Website and app data records =
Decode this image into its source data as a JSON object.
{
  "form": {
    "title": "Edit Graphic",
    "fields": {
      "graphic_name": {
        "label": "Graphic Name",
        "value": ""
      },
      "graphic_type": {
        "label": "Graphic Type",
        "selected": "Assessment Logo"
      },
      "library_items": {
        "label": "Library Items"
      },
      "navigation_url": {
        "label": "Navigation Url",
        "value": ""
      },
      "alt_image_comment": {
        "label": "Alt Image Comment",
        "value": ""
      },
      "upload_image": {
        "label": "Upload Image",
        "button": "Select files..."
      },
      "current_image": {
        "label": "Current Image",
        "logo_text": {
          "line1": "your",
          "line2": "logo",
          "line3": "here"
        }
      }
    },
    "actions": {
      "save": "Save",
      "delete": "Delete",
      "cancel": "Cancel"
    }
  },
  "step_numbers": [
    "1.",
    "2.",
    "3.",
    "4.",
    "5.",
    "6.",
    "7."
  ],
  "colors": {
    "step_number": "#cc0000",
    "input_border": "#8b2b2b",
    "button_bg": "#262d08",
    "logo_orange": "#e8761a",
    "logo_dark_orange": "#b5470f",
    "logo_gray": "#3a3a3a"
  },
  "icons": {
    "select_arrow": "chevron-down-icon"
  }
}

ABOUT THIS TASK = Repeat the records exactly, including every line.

EXERCISE OUTPUT =
Decode this image into its source data as a JSON object.
{
  "form": {
    "title": "Edit Graphic",
    "fields": {
      "graphic_name": {
        "label": "Graphic Name",
        "value": ""
      },
      "graphic_type": {
        "label": "Graphic Type",
        "selected": "Assessment Logo"
      },
      "library_items": {
        "label": "Library Items"
      },
      "navigation_url": {
        "label": "Navigation Url",
        "value": ""
      },
      "alt_image_comment": {
        "label": "Alt Image Comment",
        "value": ""
      },
      "upload_image": {
        "label": "Upload Image",
        "button": "Select files..."
      },
      "current_image": {
        "label": "Current Image",
        "logo_text": {
          "line1": "your",
          "line2": "logo",
          "line3": "here"
        }
      }
    },
    "actions": {
      "save": "Save",
      "delete": "Delete",
      "cancel": "Cancel"
    }
  },
  "step_numbers": [
    "1.",
    "2.",
    "3.",
    "4.",
    "5.",
    "6.",
    "7."
  ],
  "colors": {
    "step_number": "#cc0000",
    "input_border": "#8b2b2b",
    "button_bg": "#262d08",
    "logo_orange": "#e8761a",
    "logo_dark_orange": "#b5470f",
    "logo_gray": "#3a3a3a"
  },
  "icons": {
    "select_arrow": "chevron-down-icon"
  }
}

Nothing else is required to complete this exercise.